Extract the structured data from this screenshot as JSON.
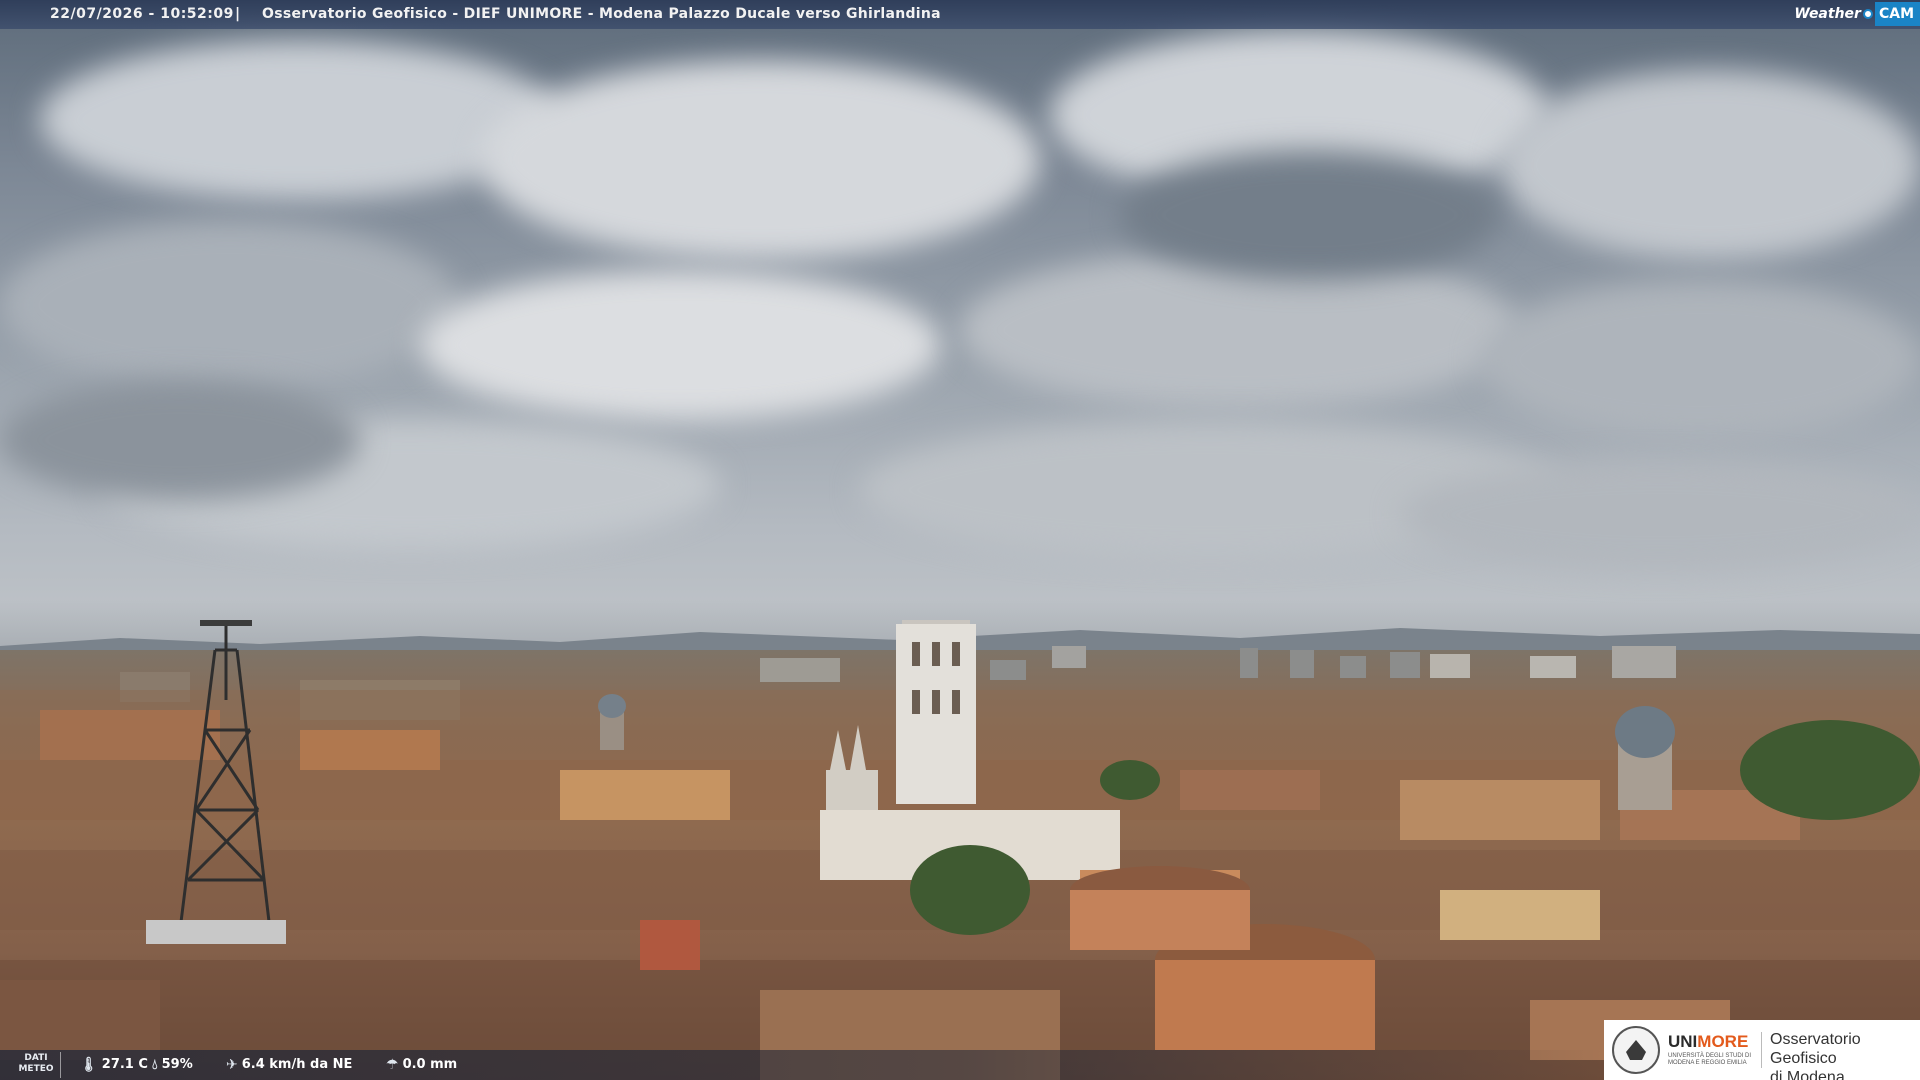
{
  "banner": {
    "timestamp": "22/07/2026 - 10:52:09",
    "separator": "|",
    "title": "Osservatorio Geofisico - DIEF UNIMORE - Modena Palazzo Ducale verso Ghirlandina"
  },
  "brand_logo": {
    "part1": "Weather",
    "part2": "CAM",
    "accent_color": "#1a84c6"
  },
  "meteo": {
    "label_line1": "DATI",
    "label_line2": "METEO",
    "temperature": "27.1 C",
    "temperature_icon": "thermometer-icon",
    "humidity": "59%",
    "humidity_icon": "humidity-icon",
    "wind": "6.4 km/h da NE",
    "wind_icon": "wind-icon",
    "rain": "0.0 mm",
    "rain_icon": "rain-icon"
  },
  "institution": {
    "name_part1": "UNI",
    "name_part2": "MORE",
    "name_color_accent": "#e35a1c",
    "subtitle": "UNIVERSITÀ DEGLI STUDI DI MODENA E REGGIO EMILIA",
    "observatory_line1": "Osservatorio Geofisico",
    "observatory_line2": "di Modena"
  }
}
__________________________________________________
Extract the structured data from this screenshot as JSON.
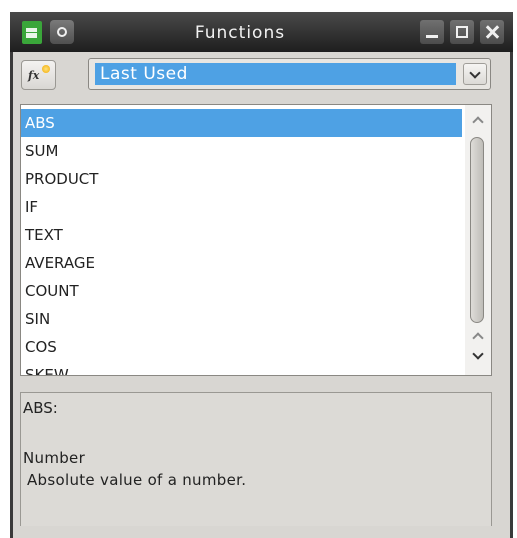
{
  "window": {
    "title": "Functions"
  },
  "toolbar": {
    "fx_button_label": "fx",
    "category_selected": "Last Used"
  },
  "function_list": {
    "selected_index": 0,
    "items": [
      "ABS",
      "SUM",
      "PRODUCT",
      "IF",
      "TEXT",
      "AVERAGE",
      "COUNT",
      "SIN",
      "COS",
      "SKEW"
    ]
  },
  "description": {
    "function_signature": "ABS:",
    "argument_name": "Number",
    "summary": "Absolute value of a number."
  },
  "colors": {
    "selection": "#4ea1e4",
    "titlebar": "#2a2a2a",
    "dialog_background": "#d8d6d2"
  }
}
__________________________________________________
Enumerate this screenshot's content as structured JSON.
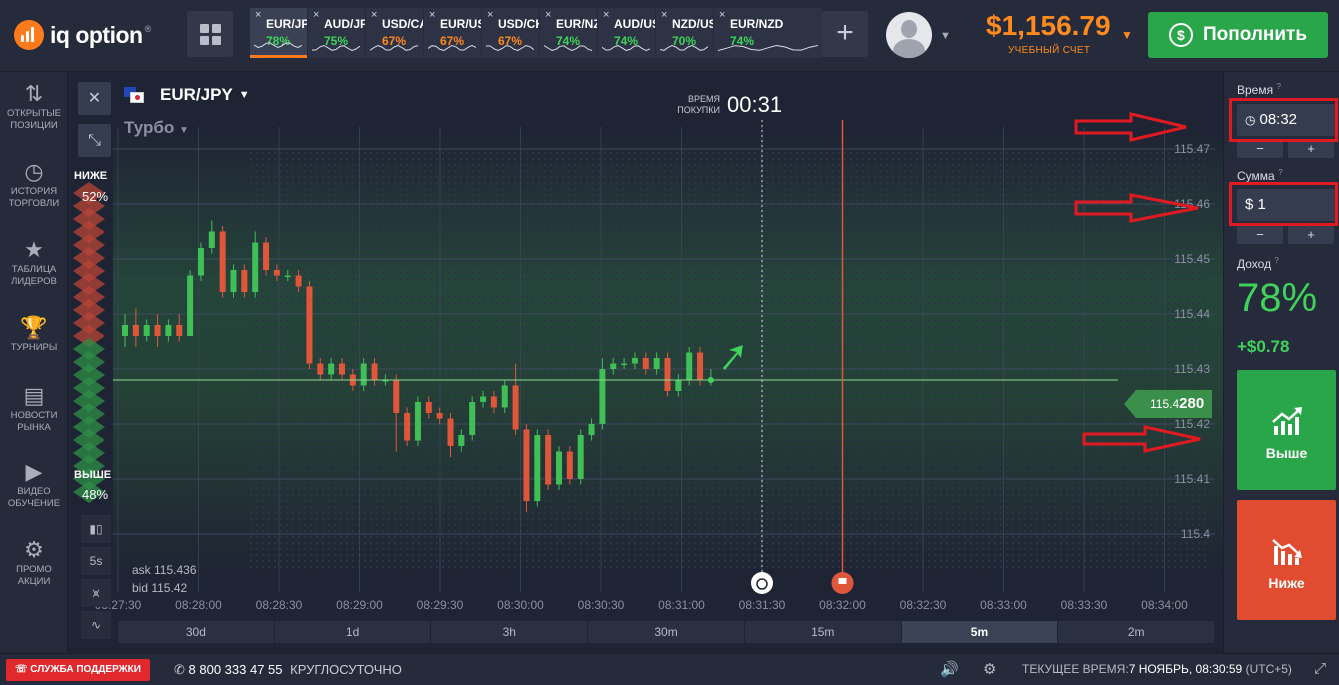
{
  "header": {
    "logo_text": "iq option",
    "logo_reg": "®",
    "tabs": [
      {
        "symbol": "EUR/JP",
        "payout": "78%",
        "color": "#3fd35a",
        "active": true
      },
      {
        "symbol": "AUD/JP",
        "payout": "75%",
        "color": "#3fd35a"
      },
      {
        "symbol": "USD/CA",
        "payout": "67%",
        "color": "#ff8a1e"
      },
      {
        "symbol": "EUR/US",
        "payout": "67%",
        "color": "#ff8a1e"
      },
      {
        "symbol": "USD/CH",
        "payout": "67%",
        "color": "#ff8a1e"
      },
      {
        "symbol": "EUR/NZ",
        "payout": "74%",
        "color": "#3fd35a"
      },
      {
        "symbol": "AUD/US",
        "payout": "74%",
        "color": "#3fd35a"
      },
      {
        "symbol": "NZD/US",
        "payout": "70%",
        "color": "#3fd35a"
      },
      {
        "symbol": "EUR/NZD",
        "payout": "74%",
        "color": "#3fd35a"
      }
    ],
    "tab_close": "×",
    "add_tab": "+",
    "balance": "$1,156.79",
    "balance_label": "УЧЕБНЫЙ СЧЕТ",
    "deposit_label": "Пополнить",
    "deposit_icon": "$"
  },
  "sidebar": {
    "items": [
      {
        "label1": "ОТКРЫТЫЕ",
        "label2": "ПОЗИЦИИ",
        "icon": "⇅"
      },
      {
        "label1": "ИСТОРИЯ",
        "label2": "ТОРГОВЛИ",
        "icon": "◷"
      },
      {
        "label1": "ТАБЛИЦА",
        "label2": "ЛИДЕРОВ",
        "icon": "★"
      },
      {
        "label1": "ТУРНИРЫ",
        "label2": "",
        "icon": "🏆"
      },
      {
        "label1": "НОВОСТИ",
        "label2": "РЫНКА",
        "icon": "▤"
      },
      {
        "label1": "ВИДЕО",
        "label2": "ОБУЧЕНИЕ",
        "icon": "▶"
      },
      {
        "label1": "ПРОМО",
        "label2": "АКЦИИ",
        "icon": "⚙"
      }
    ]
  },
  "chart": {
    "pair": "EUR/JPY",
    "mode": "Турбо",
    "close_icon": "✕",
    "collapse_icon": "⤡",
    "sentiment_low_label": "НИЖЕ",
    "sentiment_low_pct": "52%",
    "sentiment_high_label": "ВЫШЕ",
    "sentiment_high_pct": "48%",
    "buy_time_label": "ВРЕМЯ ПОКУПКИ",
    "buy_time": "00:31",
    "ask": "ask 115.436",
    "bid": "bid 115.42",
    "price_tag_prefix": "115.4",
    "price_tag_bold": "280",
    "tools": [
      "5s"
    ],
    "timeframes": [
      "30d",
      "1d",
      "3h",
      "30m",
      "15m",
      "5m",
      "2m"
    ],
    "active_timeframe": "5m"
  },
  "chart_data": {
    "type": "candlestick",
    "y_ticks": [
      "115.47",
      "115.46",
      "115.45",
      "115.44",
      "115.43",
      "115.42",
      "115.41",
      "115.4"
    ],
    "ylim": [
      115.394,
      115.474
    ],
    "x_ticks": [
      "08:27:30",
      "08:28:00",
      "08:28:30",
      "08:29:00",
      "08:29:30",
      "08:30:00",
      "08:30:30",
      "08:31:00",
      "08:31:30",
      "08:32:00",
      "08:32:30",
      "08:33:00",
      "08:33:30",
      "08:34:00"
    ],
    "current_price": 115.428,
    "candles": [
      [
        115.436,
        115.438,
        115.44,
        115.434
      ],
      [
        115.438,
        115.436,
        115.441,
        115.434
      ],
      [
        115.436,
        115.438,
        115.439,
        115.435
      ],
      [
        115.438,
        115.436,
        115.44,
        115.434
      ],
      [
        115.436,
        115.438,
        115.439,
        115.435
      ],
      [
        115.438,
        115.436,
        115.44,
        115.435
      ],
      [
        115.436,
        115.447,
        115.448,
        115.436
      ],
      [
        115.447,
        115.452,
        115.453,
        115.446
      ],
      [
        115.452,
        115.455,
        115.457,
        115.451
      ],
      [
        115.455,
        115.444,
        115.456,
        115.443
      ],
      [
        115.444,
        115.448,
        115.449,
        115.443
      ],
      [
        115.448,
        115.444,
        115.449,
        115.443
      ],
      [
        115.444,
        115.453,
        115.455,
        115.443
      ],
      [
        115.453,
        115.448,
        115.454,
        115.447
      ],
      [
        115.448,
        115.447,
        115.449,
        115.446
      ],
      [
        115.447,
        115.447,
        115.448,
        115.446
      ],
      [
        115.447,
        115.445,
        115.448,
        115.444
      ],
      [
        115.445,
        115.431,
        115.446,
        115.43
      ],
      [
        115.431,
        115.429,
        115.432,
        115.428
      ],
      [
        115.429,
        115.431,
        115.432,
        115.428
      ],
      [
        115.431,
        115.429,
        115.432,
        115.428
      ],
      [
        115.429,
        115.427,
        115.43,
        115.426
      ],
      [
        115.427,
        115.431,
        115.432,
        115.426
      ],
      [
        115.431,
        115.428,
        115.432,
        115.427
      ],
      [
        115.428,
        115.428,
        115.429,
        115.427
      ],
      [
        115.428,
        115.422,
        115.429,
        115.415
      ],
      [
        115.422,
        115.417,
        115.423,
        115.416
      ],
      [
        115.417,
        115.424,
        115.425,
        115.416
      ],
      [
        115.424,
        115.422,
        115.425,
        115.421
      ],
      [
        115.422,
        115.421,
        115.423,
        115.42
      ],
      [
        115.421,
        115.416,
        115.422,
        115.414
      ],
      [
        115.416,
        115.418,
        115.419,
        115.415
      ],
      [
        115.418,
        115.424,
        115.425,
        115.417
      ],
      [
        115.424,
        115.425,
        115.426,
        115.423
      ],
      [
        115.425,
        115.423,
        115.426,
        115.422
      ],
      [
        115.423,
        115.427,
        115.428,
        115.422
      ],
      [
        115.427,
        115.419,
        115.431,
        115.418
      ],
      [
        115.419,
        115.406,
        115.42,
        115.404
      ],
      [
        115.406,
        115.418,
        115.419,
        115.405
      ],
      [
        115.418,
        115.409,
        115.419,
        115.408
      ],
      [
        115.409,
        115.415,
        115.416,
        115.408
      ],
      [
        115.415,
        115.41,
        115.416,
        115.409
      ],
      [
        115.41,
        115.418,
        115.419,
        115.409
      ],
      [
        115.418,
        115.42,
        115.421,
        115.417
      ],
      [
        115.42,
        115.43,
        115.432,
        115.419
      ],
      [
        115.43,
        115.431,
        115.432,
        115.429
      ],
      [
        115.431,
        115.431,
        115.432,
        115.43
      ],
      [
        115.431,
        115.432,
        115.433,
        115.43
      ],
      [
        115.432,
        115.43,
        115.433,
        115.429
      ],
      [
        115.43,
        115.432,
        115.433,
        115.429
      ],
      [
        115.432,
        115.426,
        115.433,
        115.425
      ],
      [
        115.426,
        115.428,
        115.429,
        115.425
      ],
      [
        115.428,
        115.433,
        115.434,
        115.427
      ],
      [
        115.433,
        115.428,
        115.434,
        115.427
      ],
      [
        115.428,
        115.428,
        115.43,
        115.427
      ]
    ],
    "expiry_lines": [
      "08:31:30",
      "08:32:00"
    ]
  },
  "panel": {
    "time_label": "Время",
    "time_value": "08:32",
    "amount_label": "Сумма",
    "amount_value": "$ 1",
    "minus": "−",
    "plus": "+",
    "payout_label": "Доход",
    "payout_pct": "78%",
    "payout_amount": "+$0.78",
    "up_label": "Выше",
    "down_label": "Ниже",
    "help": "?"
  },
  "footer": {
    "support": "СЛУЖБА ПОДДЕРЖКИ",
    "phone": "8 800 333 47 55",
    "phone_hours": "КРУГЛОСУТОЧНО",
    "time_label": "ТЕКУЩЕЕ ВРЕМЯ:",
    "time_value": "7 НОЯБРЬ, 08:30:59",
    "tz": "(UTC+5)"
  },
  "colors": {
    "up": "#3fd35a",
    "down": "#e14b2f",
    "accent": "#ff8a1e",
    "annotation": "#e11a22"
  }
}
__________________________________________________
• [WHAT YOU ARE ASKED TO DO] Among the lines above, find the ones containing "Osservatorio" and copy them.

• [YOUR RESPONSE]
    "title": "Osservatorio Geofisico - DIEF UNIMORE - Modena Palazzo Ducale verso Ghirlandina"
    "observatory_line1": "Osservatorio Geofisico",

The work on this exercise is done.